Many squads do use a number of simple arm motions to accentuate their cheers, but coaches attempt to challenge the members as much as possible.
Legless Cheers Sample
A special needs squad encompasses a variety of abilities. However, many of the routines still depend heavily on arm motions. Legless cheers, those that don't require any lower body movement, play a strong role in the squad's repertoire. However, each squad has designated spotters who guard the safety of the members who are able to participate in specially choreographed stunts.
'We are the Suns!'
Start out in a victory V, and then go to a broken T on are the, and end with arms down at your sides and finish in a kneeling position. (Girls who aren't able to get down into the kneeling position should start out on the floor in a 'pinwheel'.)
'The mighty, mighty Suns!'
On the, clasp both hands toghether, then slap palms on the floor four times on "mighty, mighty".
'We are number one!'
Starting with hands on hips, move right arm up to make the "number 1" sign with fingers.
'Not two or three or four!'
With arms raised up bring it down at the elbow on two, extend the arm out on three, and bring it in again and on your hip on four.
'We are the S-U-N-S!'
Choose one flyer on the squad. This should ideally be someone who is small and light. Use these beats to set up a partner basket toss. Toss the flyer on the second "S" of SUNS.
'The mighty, mighty S-U-N-S!'
Have several of the girls hold up letter signs spelling out S-U-N-S.
- Designated spotters can help their partners perform stunts. Appropriate stunts would include a one person high pyramid built by having a cheerleader sit on a spotter's back. (In addition to another spotter behind the pair.)

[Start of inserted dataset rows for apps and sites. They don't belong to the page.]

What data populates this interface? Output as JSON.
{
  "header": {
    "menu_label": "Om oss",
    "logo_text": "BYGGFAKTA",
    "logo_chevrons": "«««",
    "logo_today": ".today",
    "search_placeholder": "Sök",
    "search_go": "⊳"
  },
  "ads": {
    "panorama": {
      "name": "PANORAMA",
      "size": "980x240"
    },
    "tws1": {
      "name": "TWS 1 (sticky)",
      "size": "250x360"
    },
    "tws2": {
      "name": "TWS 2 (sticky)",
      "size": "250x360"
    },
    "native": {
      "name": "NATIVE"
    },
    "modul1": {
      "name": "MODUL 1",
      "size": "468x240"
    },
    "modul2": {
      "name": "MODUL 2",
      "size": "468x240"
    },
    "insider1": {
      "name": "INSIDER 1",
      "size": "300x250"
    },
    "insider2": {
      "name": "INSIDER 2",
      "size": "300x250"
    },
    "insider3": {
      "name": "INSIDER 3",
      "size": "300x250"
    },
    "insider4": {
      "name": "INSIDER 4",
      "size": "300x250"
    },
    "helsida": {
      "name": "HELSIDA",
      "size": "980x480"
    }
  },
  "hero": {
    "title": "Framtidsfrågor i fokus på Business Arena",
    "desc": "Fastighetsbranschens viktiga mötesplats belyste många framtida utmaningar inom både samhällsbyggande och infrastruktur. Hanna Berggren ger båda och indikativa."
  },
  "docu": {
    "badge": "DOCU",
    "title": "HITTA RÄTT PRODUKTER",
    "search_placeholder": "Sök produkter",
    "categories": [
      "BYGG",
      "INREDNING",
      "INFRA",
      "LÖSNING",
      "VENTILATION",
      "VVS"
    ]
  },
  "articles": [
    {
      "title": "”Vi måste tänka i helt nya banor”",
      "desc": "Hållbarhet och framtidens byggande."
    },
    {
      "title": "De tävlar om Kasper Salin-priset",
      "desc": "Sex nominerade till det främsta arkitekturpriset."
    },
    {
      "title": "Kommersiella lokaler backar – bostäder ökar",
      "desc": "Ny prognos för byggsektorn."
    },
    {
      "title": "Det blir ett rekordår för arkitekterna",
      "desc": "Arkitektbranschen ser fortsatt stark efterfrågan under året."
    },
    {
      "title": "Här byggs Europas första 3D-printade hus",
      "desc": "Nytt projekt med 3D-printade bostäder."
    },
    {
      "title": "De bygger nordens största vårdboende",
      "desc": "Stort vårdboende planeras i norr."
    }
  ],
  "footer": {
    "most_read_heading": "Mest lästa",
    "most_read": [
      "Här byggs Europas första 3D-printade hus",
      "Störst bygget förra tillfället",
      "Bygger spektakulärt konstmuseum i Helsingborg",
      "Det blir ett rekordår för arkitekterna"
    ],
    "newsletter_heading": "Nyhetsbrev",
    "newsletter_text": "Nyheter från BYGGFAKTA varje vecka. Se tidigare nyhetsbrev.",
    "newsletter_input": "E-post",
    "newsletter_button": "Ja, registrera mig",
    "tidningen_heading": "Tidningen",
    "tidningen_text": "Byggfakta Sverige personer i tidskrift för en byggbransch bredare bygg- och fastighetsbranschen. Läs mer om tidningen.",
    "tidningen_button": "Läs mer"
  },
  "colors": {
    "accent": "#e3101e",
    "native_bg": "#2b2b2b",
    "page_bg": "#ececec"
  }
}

- You can also perform legless cheers on the floor. Girls in the squad who are able to move freely can form a semi-circle around those who cannot.
- To make a legless cheer highly visible, arm motions should be wide and use the entire arm. Too many motions close to the body will not make a big enough impression on the crowd.
- Pair one word with one arm motion. This makes it easier to remember and makes it easier for the cheerleaders to complete the cheer successfully.
- In a legless cheer, find a way to use a physical challenge to the squad's advantage. Do you have a cheerleader in a wheelchair? Have her help hold signs as props. Do you have a girl who is on crutches? Use her to start off the cheering similar to the way a captain would.
Legless cheers may be the foundation a special needs squad initially builds their repetoire on, but coaches should consider each member's unique abilities and use them to the fullest.